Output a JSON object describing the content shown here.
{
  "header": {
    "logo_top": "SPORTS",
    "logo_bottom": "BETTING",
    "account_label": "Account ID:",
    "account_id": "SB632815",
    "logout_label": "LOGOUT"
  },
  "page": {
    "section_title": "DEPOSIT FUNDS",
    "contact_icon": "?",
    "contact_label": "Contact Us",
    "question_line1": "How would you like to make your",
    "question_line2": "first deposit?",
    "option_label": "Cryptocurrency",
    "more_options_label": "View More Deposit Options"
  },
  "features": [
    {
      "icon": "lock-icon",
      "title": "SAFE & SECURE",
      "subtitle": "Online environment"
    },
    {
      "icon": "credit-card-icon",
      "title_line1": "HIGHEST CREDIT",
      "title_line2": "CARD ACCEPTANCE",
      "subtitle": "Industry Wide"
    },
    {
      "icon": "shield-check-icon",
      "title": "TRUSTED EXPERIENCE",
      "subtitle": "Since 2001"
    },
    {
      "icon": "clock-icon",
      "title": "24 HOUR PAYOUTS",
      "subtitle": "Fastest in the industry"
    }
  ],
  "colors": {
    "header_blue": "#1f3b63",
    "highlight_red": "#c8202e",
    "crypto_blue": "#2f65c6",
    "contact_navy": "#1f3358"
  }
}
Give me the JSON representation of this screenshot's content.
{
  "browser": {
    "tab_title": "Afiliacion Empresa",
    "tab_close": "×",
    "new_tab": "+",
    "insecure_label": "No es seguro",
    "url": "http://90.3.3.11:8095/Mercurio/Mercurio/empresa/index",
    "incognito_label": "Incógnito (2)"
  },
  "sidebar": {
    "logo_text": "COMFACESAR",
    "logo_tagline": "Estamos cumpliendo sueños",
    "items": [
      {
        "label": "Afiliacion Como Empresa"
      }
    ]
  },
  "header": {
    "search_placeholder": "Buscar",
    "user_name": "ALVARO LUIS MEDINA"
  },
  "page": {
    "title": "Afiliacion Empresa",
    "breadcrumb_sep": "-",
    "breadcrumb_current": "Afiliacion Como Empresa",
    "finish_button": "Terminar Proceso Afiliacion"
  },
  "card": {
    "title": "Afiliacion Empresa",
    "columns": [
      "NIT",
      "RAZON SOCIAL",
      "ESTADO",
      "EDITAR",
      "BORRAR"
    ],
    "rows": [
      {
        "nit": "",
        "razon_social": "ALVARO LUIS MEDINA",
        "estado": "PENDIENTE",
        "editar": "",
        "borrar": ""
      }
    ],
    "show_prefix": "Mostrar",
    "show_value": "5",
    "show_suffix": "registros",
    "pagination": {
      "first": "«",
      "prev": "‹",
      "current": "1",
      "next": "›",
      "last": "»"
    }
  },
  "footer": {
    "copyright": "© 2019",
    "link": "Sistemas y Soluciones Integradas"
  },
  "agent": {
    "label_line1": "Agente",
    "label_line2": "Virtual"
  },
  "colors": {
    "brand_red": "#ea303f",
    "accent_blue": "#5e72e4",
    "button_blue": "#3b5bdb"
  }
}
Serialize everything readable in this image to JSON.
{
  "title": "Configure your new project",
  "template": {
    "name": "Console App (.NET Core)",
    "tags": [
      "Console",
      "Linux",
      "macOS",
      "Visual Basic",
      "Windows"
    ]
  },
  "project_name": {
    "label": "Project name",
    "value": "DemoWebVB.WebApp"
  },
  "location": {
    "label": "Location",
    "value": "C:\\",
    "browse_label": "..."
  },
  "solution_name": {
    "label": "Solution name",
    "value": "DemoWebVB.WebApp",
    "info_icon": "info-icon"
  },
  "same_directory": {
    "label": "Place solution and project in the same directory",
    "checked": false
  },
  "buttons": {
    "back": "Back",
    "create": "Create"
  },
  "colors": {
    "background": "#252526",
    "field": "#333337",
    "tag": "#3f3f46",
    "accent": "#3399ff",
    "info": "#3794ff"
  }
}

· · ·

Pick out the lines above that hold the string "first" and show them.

Finished task:
    "question_line2": "first deposit?",
      "first": "«",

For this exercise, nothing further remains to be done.